A kayak is not only good for a bit of summer fun, it’s also an amazing way to travel on water (whether it’s rivers or the sea), and it helps you get around pretty fast.
Plus, it can also be quite a fitness workout! And whether you’re racing your friends for fun, or an actual professional, with practice you can kayak faster and faster!
But how fast does a kayak go?
Well, there isn’t an exact value of speed, because it depends on how fast you yourself are moving the kayak forward. And even then, it depends, as your own kayak abilities aren’t the only factor.
Things such as the wind, the water currents, the type of kayak you’re using, your paddling technique...there’s a lot that goes into the final speed of your kayak at a specific time.

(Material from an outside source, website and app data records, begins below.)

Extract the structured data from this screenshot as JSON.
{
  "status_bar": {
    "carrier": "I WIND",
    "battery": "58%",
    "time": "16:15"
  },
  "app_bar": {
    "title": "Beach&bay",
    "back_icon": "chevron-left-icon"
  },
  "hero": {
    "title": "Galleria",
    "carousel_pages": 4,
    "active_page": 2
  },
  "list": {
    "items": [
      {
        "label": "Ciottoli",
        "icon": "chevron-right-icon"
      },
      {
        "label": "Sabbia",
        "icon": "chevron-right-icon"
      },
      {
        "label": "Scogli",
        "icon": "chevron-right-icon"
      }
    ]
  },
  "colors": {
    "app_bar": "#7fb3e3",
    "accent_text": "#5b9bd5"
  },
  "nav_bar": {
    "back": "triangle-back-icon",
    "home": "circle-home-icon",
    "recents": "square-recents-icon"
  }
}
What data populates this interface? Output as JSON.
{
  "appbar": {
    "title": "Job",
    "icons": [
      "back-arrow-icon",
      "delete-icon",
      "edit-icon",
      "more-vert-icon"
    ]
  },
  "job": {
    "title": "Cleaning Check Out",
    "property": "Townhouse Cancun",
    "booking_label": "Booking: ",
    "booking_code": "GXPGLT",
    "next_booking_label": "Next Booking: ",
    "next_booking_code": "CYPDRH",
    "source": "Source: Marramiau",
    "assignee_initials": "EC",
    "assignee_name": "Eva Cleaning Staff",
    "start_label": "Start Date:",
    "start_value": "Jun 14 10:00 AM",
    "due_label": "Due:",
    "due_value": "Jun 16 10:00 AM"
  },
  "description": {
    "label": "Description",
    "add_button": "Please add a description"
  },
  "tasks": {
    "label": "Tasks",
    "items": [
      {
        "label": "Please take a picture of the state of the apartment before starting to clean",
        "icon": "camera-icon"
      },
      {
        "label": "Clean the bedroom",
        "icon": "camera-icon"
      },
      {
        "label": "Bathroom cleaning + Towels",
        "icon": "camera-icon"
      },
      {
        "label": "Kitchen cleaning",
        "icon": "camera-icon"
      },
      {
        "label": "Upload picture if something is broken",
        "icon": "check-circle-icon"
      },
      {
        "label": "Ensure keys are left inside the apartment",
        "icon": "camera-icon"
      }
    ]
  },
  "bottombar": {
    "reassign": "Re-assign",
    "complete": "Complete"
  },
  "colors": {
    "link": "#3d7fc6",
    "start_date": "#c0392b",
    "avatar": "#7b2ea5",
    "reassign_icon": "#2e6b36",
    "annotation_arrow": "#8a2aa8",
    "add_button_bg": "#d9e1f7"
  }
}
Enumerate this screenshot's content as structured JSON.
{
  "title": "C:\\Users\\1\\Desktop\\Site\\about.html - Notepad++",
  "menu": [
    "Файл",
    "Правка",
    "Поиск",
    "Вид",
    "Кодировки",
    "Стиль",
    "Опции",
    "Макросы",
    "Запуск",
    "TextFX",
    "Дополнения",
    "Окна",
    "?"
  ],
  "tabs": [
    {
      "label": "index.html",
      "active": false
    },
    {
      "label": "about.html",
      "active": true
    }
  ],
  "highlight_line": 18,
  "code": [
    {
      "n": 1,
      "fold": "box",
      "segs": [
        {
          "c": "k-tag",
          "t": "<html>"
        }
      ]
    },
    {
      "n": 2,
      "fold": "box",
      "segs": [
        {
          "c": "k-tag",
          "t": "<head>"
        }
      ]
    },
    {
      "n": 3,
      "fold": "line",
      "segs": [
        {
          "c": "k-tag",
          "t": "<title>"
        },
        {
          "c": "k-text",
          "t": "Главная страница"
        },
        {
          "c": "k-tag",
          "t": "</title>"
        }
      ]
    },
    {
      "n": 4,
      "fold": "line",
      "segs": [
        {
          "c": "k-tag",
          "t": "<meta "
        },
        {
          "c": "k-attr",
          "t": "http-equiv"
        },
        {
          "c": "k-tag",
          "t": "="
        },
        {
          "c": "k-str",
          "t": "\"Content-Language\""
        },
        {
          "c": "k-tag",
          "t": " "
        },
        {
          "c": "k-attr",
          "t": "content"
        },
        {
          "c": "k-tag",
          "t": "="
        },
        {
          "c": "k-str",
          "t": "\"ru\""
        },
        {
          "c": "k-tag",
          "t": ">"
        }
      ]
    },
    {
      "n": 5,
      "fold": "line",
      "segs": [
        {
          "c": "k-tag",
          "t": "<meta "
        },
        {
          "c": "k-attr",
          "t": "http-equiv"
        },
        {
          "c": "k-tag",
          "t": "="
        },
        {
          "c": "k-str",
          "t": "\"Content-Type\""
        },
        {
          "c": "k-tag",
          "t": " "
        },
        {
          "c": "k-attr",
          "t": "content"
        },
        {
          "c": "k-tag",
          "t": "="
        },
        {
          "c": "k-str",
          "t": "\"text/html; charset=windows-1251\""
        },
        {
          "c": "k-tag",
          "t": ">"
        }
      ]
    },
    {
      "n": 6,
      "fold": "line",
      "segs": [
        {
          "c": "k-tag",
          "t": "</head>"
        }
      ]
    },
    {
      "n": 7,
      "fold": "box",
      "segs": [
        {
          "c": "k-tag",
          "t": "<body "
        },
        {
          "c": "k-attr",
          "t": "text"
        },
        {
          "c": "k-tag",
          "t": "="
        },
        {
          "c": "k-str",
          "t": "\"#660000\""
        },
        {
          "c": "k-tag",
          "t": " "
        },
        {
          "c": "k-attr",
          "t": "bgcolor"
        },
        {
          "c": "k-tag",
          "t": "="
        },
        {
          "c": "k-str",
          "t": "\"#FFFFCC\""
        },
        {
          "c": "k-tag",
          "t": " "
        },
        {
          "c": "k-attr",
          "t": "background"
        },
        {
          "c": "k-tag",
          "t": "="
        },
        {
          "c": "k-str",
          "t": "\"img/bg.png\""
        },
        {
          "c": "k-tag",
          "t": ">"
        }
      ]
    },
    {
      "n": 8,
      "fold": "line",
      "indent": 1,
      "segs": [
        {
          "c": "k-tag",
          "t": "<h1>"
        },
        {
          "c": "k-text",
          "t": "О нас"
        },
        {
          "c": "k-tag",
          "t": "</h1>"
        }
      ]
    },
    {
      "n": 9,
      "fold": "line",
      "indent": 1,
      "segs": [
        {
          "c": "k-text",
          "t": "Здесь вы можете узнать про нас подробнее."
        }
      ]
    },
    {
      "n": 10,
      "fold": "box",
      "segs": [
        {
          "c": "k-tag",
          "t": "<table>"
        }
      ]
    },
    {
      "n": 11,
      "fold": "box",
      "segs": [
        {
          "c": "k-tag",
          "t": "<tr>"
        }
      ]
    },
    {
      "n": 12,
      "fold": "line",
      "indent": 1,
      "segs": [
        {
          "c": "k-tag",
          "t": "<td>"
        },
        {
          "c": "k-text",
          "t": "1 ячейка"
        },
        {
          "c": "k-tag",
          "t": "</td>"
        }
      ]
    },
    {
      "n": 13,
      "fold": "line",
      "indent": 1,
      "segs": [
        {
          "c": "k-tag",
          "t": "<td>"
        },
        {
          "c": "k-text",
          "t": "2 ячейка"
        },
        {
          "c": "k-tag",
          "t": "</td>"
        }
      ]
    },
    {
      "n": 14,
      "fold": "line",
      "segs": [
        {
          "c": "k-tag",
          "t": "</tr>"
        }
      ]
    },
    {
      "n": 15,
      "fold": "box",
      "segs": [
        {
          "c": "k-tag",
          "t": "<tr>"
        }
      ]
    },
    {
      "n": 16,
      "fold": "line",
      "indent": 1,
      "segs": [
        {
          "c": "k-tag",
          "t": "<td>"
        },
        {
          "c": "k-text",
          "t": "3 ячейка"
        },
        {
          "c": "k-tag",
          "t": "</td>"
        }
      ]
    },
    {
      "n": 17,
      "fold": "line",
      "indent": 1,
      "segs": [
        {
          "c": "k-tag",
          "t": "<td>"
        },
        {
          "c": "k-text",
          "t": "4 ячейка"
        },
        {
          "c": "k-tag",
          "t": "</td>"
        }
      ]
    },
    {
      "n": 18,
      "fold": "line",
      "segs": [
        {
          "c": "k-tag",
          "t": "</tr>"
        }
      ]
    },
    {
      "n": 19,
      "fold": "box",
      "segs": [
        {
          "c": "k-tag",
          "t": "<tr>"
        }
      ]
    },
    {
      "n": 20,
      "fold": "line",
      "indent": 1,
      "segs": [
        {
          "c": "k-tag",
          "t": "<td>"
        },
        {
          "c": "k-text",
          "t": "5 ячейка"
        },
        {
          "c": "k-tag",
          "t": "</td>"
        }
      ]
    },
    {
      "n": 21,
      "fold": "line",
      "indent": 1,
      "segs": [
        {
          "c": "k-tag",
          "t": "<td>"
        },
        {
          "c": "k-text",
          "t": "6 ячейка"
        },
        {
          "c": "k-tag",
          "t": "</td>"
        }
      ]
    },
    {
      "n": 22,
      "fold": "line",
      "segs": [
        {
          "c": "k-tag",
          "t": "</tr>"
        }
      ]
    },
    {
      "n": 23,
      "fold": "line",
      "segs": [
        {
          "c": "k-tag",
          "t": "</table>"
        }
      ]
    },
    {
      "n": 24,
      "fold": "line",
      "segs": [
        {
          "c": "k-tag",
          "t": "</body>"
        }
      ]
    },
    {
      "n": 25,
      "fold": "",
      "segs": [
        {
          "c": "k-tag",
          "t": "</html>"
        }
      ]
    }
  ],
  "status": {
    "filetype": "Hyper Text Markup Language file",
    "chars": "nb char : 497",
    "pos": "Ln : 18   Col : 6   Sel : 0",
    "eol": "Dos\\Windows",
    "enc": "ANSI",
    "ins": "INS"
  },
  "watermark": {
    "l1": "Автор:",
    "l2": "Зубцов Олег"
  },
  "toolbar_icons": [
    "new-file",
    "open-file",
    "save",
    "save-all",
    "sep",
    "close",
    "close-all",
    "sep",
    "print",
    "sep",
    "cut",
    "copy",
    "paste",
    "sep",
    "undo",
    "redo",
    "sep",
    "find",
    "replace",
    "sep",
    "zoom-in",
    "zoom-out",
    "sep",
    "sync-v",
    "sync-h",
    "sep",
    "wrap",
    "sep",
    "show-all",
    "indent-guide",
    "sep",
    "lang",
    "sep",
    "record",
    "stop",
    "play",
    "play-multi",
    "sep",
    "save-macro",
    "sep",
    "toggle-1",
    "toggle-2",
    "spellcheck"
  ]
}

How fast does the average kayak go?
A mildly experienced kayaker, with moderate fitness levels and moderate circumstances and weather conditions, will go at an average speed of around 3 miles per hour.
More experienced paddlers, with a higher fitness level, will reach a speed closer to around 4 or even 5 miles per hour, in the same circumstances and weather conditions.
If you’re a beginner, your speed will probably be around 2 miles per hour, until you develop a proper technique to help make you faster.
Of course, these average speeds change depending on the many factors to be considered, such as the weather, the water currents, the quality of the kayak, and many more. Here are a few of those factors, summed up:
- Wind Speed:
The stronger the wind, the more it will affect the speed of your kayaking, one way or another. If the wind is behind you, pushing you forward, your speed will be higher with a lot less effort.
On the other hand, if the wind is against you, it will take a lot more effort to advance, and it will be a real struggle to achieve any sort of speed at all. The best weather conditions for kayaking are no wind at all.
A nice summer day is perfect, although you ideally don’t want it to be too sunny, or else you will become hot and sweaty very fast.
- Current Speed:
The current works much like the wind, but it affects the kayak speed from underneath. If the current is carrying you forward, you’ll be a lot faster with less effort. But if you’re trying to kayak against the current, you’re going to struggle to even get anywhere without a lot of effort being put in.
If you ever find yourself caught by a current, trying to go straight against it is a bad idea, as it will tire you out very fast. Instead, try and advance against it in a diagonal way, so that you can slowly make your way out of it and be free!
- Paddling Technique:
Paddle strokes that are closer to the kayak, and in particular, closer to its hull, will be a lot more effective to pick up speed and advance at a higher pace. They will also be a lot more effective, so you won’t be wasting any amount of effort.
On the other hand, if your paddle strokes are too far from the kayak, and aren't done properly, you’ll be using up a lot of effort, and you won’t be doing much for the speed. But don’t worry, paddling technique comes with time and experience, so you’ll get faster the more you practice.
This factor is kind of an obvious one, but the stronger you are, the faster you will be able to kayak. You’re pushing your boat forward by using your arm strength and a paddle, so the more strength you have, the more powerful and effective the paddle strokes will be, and the faster the kayak will go. (We told you, kayaking is a great fitness workout!)
A burst of speed is good, but can you maintain it? For your speed to be constant, you have to be able to keep up the paddle strokes, and that takes endurance.
It will be no use to have a few good strokes if you then fall back because the thrust will then be inconsistent and the kayak will never pick up as much speed as it could.
- Design of the Kayak:
Not all kayaks are built the same, and certain designs are better suited for speed. The easiest design choice to go for, if you want to go faster, is to get a longer kayak.
What is the maximum speed of a kayak?
Okay, so we know the average speed of a kayak, and we know that a lot of factors go into determining the actual exact speed of a kayak for each person and circumstance. But theoretically, what would be the maximum speed of a kayak? How fast could a kayak possibly go?
Well, in theory, the maximum speed of the kayak is calculated through the length of the kayak. The value is known as the hull speed, and it is considered to be the maximum speed of each particular kayak, and it is commonly calculated in km/h.
The formula for the maximum speed is as follows:
The square root of the length of the kayak x a factor of 4.5.
So, for example, if the length of a kayak (also known as the waterline) is 4 meters, then the highest possible speed would be the square root of 4, multiplied by 4.5.
The square root of the length (4) = 2.
2 x 4.5 = 9.
So the end result, and the maximum speed of this specific kayak, would be 9km/h. (around 5.5 miles per hour)
This is why professionals will take care in picking their kayak, and will go for a kayak specifically designed for speed so that it has a higher possible maximum.